- **DATASET CONTENT**:
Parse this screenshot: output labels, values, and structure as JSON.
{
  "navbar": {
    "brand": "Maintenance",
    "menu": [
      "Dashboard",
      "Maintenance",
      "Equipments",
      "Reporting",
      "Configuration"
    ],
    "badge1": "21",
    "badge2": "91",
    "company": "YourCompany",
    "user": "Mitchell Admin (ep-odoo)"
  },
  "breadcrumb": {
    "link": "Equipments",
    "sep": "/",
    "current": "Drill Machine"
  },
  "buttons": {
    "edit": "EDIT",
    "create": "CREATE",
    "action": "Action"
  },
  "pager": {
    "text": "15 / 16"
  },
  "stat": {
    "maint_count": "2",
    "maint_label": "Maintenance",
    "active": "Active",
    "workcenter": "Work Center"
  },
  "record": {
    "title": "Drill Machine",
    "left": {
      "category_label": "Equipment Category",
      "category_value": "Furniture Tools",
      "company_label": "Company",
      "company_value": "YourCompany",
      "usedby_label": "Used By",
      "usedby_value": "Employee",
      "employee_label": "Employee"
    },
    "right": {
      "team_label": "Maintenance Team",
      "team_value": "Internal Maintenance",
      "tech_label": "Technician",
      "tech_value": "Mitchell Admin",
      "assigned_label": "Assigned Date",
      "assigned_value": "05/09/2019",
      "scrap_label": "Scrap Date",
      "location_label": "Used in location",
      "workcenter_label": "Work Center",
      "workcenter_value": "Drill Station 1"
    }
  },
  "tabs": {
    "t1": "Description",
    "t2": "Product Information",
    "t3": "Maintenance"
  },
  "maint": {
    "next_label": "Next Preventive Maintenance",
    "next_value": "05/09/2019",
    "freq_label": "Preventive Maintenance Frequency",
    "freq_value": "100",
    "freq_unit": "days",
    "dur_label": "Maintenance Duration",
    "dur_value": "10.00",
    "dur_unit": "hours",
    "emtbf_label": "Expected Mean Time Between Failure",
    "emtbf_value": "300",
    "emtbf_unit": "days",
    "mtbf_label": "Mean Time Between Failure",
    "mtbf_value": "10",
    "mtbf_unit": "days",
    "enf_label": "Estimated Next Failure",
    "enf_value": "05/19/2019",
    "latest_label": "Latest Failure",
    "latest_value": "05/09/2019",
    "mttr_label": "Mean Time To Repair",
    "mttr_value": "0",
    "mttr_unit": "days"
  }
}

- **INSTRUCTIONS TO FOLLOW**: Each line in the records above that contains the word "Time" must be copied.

- **ANSWER TO THE PROBLEM**:
    "emtbf_label": "Expected Mean Time Between Failure",
    "mtbf_label": "Mean Time Between Failure",
    "mttr_label": "Mean Time To Repair",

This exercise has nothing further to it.